This time a week ago, Jody and I were on a train heading to London on our way to the Guardian Public Service Awards evening, happy to be attending a swanky awards ceremony (not something we NHS employees routinely do!) but never dreaming that the following day we’d be heading back again clutching the winning award for the digital and technology category!
Although the award is in the name of Airedale NHS Foundation Trust, the project is a joint venture between us and the British Stammering Association, and we were delighted that their Chair, Tim Fell, was able to join us at the ceremony. In fact, this project would never have seen the light of day if it weren’t for Tim, because the whole thing was his idea in the first place. He and Norbert, BSA’s Chief Executive, have been a tireless source of support and advice from day one.
The evening was fantastic fun and felt truly celebratory. There was such a lovely atmosphere, and it felt wonderful to be celebrating different successes from across the public sector, with people doing incredible work despite the difficult financial circumstances most public sector organisations find themselves in today. We felt privileged to be among them. The actor Sally Phillips was an excellent host and gave an entertainingly irreverent introduction.
Since our category was announced quite early on, we then had the rest of the evening to relax and enjoy the free food and wine – I think it’s fair to say some of us were somewhat giddy by the end of the evening; not mentioning any names… It’s probably a good job that we weren’t required to make an Oscars-style acceptance speech!
This award is testament to the hard work from everyone in the project team. While it’s great that the award has helped to raise the profile of the project, what’s even more important is that it’s provided an opportunity to raise awareness and increase understanding of stammering among a wider audience.
I am so grateful to all of our participants, and continue to be astounded by their bravery and resourcefulness in managing their stammer, sometimes within an environment where stammering is little understood at best, and seen as something to poke fun at at worst.
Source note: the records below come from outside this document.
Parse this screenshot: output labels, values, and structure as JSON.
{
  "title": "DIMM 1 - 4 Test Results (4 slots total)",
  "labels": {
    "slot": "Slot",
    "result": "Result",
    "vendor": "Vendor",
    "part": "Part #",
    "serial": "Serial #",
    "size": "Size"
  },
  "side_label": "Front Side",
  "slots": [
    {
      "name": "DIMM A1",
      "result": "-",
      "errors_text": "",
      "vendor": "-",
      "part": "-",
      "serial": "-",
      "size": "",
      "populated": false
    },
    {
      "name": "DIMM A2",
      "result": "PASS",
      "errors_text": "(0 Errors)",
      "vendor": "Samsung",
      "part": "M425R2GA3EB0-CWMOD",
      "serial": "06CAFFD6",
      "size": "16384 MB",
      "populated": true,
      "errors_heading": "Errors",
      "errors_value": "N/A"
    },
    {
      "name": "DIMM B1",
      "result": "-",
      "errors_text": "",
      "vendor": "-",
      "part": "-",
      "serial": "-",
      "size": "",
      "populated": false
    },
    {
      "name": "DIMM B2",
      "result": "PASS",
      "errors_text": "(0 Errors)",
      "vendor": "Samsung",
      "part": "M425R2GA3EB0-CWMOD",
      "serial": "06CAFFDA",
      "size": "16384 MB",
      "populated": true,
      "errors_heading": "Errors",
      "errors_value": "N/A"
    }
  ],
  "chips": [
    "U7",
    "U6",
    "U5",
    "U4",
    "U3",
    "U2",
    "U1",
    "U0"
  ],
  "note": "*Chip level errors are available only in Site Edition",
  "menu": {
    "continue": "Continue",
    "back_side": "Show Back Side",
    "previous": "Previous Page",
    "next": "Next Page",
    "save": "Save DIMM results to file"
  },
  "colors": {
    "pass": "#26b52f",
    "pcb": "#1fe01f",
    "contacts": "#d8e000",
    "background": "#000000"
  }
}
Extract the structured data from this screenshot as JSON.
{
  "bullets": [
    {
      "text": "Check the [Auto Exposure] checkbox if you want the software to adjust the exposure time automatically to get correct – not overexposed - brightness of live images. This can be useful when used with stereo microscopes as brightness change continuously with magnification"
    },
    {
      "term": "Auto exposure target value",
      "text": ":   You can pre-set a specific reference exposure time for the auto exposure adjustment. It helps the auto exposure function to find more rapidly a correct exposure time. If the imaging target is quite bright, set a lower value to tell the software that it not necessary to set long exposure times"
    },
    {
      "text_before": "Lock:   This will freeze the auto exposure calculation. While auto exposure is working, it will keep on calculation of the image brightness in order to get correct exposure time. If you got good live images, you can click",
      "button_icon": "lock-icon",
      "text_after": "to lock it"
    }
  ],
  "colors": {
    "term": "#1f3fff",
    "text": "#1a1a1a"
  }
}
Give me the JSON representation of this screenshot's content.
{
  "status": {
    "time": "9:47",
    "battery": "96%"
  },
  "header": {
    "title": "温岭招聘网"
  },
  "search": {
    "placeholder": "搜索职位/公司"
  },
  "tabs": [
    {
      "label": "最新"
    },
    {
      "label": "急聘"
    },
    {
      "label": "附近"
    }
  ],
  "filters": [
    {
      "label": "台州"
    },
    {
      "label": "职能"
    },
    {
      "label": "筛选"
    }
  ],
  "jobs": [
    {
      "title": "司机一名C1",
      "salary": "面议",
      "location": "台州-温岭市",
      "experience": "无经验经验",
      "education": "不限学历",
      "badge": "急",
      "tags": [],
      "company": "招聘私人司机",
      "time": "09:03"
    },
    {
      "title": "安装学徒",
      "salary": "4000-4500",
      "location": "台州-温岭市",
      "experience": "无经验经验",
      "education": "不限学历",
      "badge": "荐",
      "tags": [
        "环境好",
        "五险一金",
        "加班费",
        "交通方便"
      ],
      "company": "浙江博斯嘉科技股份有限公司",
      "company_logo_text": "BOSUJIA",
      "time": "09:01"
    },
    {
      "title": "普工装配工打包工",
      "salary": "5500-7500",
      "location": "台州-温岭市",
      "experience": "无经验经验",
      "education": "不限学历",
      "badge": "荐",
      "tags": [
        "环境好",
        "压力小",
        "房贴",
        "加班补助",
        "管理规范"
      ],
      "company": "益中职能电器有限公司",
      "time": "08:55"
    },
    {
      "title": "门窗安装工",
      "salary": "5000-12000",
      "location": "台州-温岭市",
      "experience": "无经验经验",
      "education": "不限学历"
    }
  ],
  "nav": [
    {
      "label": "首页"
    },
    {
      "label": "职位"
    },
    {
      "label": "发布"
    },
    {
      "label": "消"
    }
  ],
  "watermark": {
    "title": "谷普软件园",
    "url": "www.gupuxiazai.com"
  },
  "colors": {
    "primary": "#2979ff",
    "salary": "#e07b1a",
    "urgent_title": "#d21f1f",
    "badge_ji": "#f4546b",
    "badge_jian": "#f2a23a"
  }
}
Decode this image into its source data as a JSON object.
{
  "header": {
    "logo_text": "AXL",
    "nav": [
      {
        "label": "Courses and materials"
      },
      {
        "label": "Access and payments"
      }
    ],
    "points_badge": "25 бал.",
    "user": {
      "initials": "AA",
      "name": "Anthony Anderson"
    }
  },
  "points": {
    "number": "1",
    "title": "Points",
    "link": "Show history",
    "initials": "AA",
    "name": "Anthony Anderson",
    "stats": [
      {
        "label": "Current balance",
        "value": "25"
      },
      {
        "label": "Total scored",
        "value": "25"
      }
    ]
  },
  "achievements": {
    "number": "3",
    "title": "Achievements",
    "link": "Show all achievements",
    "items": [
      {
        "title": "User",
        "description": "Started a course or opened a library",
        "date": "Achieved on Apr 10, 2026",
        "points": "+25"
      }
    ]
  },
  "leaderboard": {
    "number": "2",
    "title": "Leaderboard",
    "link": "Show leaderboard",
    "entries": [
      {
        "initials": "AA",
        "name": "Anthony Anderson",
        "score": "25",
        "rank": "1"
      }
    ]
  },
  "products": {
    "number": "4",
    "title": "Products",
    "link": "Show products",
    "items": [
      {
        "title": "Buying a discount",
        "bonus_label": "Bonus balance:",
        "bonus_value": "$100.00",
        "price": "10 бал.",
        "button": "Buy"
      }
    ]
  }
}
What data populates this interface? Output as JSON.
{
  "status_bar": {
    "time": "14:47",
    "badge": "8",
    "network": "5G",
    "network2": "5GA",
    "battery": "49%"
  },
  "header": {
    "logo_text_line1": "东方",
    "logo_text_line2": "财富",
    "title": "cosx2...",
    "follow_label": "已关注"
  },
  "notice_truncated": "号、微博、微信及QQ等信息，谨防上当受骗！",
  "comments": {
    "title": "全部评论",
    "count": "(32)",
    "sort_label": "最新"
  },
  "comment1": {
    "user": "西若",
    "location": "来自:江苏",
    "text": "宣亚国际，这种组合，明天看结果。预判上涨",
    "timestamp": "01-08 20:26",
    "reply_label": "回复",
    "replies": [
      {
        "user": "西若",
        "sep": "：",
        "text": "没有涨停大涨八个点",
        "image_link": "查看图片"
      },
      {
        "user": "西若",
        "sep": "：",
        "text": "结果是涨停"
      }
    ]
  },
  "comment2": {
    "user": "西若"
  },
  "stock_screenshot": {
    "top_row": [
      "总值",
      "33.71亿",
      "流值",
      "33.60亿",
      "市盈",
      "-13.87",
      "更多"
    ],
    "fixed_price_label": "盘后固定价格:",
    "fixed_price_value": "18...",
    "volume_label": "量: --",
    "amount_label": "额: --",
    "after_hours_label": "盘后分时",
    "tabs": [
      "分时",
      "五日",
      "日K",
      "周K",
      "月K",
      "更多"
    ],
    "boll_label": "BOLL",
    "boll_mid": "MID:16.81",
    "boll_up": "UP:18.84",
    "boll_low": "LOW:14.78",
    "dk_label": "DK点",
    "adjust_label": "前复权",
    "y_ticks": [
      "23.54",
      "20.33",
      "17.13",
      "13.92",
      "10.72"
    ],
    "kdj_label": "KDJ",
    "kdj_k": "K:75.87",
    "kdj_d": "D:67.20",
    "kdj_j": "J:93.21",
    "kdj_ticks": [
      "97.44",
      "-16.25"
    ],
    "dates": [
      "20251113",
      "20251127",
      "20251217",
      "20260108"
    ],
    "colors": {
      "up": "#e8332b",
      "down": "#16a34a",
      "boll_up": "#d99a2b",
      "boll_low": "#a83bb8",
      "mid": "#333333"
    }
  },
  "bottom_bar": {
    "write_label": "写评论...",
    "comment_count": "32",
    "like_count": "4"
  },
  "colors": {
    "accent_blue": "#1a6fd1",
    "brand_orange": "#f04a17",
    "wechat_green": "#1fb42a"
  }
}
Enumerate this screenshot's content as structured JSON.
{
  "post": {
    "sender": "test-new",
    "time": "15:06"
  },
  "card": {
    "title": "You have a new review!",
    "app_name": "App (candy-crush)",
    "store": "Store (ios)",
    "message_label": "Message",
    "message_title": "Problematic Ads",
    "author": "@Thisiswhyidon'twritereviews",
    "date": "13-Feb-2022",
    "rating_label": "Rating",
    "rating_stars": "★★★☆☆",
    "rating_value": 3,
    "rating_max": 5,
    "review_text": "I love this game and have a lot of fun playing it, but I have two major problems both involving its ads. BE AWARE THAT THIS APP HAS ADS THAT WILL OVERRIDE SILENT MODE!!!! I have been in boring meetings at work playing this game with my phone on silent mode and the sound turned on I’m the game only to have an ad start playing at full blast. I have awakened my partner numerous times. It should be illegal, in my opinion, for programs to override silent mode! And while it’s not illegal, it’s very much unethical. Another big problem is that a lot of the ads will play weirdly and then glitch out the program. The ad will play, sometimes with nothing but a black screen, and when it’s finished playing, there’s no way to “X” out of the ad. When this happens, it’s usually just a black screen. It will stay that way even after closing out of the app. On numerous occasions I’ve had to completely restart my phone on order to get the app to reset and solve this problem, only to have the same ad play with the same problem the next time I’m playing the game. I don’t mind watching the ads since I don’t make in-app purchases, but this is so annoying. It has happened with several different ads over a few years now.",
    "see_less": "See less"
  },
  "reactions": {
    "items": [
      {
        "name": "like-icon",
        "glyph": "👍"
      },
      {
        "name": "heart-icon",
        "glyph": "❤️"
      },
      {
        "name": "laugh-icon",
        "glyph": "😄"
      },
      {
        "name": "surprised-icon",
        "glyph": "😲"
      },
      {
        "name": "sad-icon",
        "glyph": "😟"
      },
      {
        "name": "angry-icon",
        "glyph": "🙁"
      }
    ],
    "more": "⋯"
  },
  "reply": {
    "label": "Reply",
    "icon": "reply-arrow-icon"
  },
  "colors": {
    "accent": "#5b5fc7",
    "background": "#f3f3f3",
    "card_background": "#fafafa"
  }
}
Hopefully this award will help to get the word out that there is help out there, and that stammering does not need to limit people’s lives.
Official photographs by Alicia Canter for the Guardian